The aim of this Scientific Impact Paper is to provide pregnant women and obstetricians with suitable information and clarification on whether it is suitable to fly during pregnancy.
The paper addresses risks associated with common concerns regarding the physiological and environmental changes during air travel, and concludes that the main cause for concern in pregnant women should be the possibility of preterm labour or an obstetric emergency developing during flight.
The paper recommends that it would be prudent to avoid air travel from 37 weeks of gestation in an uncomplicated singleton pregnancy, and if there are significant risk factors for preterm labour (such as multiple pregnancies) women should not fly from 32 weeks of gestation. This is also consistent with International Air Travel Association recommendations.
Some physiological changes that occur during air travel are also highlighted in the paper as a cause for increased risk of discomfort and possible medical complications in the mother. These include motion sickness, which may exacerbate morning sickness, and the duration of the flight with immobility, which increases the risk of deep vein thrombosis (DVT).
Although the risk of DVT remains small, the author offers suggestions to pregnant women flying on medium to long-haul flights (4 hours or longer) to minimise the risk further. These include the use of graduated elastic compression stockings and treatment with low-molecular-weight heparin (LMWH).

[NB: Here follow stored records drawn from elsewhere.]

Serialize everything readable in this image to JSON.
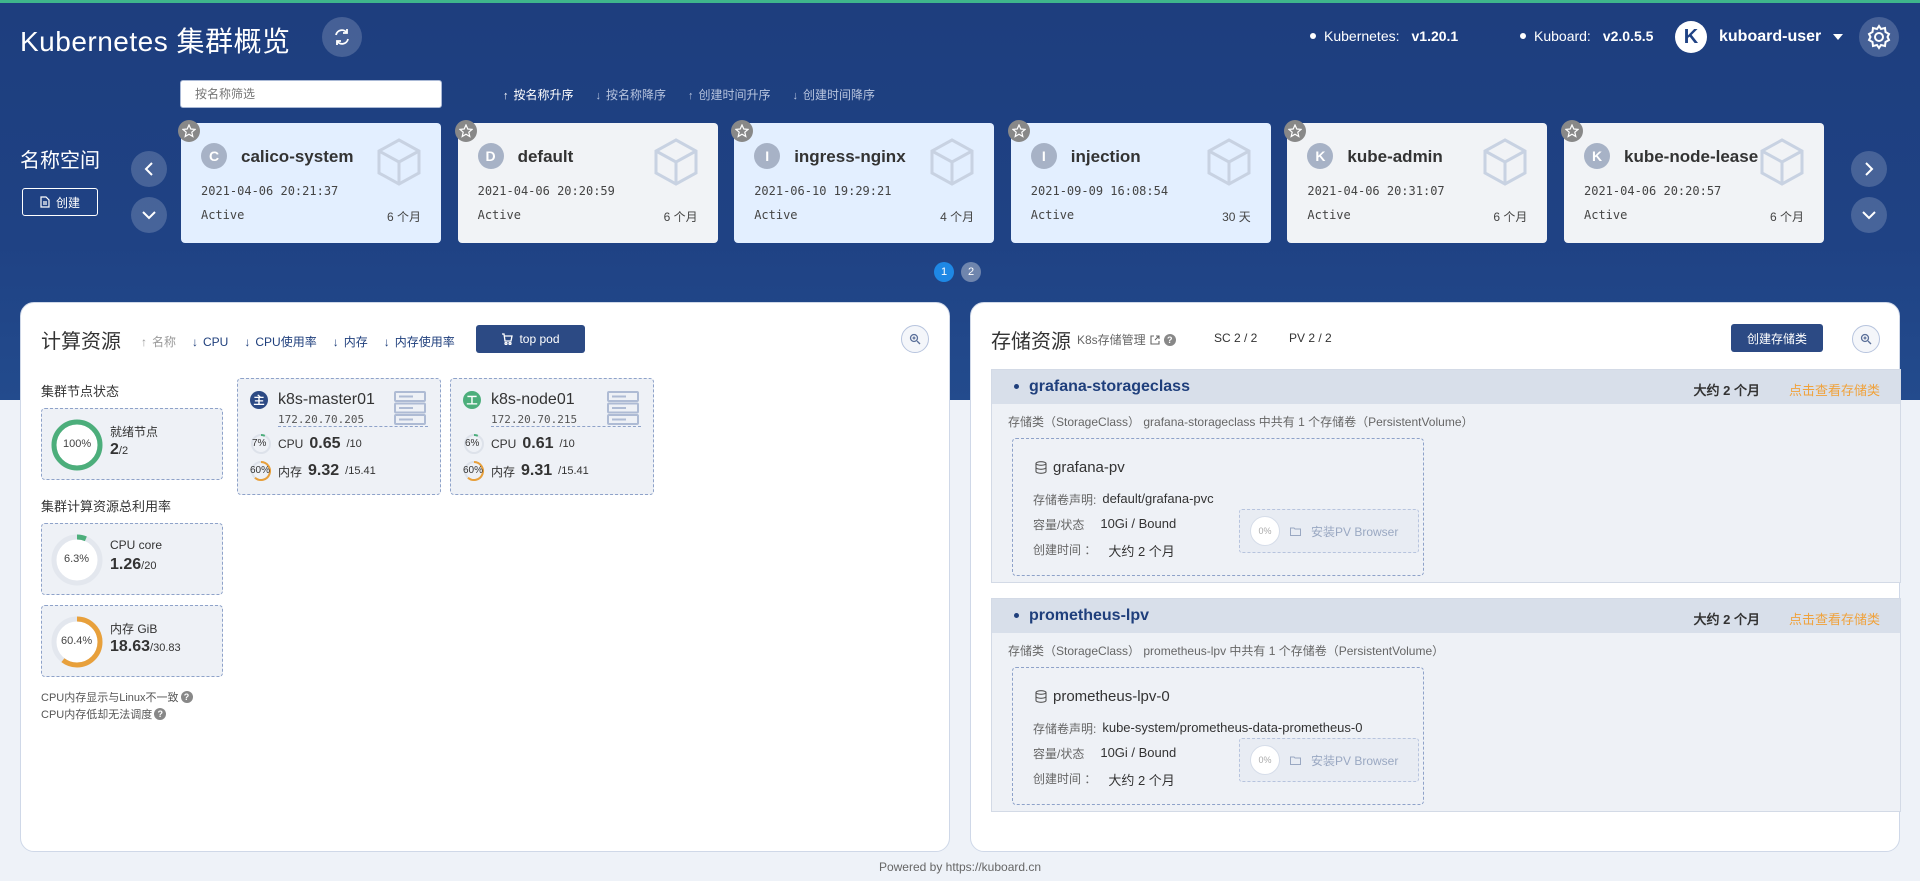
{
  "header": {
    "title": "Kubernetes 集群概览",
    "kubernetes_label": "Kubernetes:",
    "kubernetes_version": "v1.20.1",
    "kuboard_label": "Kuboard:",
    "kuboard_version": "v2.0.5.5",
    "user_initial": "K",
    "user_name": "kuboard-user"
  },
  "namespaces": {
    "section_label": "名称空间",
    "create_label": "创建",
    "filter_placeholder": "按名称筛选",
    "sorts": [
      "按名称升序",
      "按名称降序",
      "创建时间升序",
      "创建时间降序"
    ],
    "cards": [
      {
        "letter": "C",
        "name": "calico-system",
        "date": "2021-04-06 20:21:37",
        "status": "Active",
        "age": "6 个月"
      },
      {
        "letter": "D",
        "name": "default",
        "date": "2021-04-06 20:20:59",
        "status": "Active",
        "age": "6 个月"
      },
      {
        "letter": "I",
        "name": "ingress-nginx",
        "date": "2021-06-10 19:29:21",
        "status": "Active",
        "age": "4 个月"
      },
      {
        "letter": "I",
        "name": "injection",
        "date": "2021-09-09 16:08:54",
        "status": "Active",
        "age": "30 天"
      },
      {
        "letter": "K",
        "name": "kube-admin",
        "date": "2021-04-06 20:31:07",
        "status": "Active",
        "age": "6 个月"
      },
      {
        "letter": "K",
        "name": "kube-node-lease",
        "date": "2021-04-06 20:20:57",
        "status": "Active",
        "age": "6 个月"
      }
    ],
    "pages": [
      "1",
      "2"
    ]
  },
  "compute": {
    "title": "计算资源",
    "sorts": [
      "名称",
      "CPU",
      "CPU使用率",
      "内存",
      "内存使用率"
    ],
    "top_pod": "top pod",
    "node_status_label": "集群节点状态",
    "ready_ring": "100%",
    "ready_fraction": 1.0,
    "ready_title": "就绪节点",
    "ready_value": "2",
    "ready_total": "/2",
    "usage_label": "集群计算资源总利用率",
    "cpu_ring": "6.3%",
    "cpu_fraction": 0.063,
    "cpu_title": "CPU core",
    "cpu_value": "1.26",
    "cpu_total": "/20",
    "mem_ring": "60.4%",
    "mem_fraction": 0.604,
    "mem_title": "内存 GiB",
    "mem_value": "18.63",
    "mem_total": "/30.83",
    "note1": "CPU内存显示与Linux不一致",
    "note2": "CPU内存低却无法调度",
    "nodes": [
      {
        "badge": "主",
        "name": "k8s-master01",
        "ip": "172.20.70.205",
        "cpu_pct": "7%",
        "cpu_label": "CPU",
        "cpu": "0.65",
        "cpu_total": "/10",
        "mem_pct": "60%",
        "mem_label": "内存",
        "mem": "9.32",
        "mem_total": "/15.41"
      },
      {
        "badge": "工",
        "name": "k8s-node01",
        "ip": "172.20.70.215",
        "cpu_pct": "6%",
        "cpu_label": "CPU",
        "cpu": "0.61",
        "cpu_total": "/10",
        "mem_pct": "60%",
        "mem_label": "内存",
        "mem": "9.31",
        "mem_total": "/15.41"
      }
    ]
  },
  "storage": {
    "title": "存储资源",
    "k8s_link": "K8s存储管理",
    "sc_count": "SC 2 / 2",
    "pv_count": "PV 2 / 2",
    "create_label": "创建存储类",
    "classes": [
      {
        "name": "grafana-storageclass",
        "age": "大约 2 个月",
        "link": "点击查看存储类",
        "desc": "存储类（StorageClass） grafana-storageclass 中共有 1 个存储卷（PersistentVolume）",
        "pv_name": "grafana-pv",
        "claim_label": "存储卷声明:",
        "claim": "default/grafana-pvc",
        "cap_label": "容量/状态",
        "cap": "10Gi / Bound",
        "time_label": "创建时间 ：",
        "time": "大约 2 个月",
        "usage": "0%",
        "browser": "安装PV Browser"
      },
      {
        "name": "prometheus-lpv",
        "age": "大约 2 个月",
        "link": "点击查看存储类",
        "desc": "存储类（StorageClass） prometheus-lpv 中共有 1 个存储卷（PersistentVolume）",
        "pv_name": "prometheus-lpv-0",
        "claim_label": "存储卷声明:",
        "claim": "kube-system/prometheus-data-prometheus-0",
        "cap_label": "容量/状态",
        "cap": "10Gi / Bound",
        "time_label": "创建时间 ：",
        "time": "大约 2 个月",
        "usage": "0%",
        "browser": "安装PV Browser"
      }
    ]
  },
  "footer": "Powered by https://kuboard.cn",
  "colors": {
    "header": "#1f4284",
    "accent": "#2c4a84",
    "green": "#4cae7b",
    "orange": "#e8a03b",
    "link": "#f0a23b"
  }
}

Further advice is offered to obstetricians to remain aware of conditions that may complicate the pregnancy and could lead to an increase in the risk of problems occurring during the flight, including severe anaemia, recent haemorrhage, serious cardiac or respiratory disease and recent bone fractures.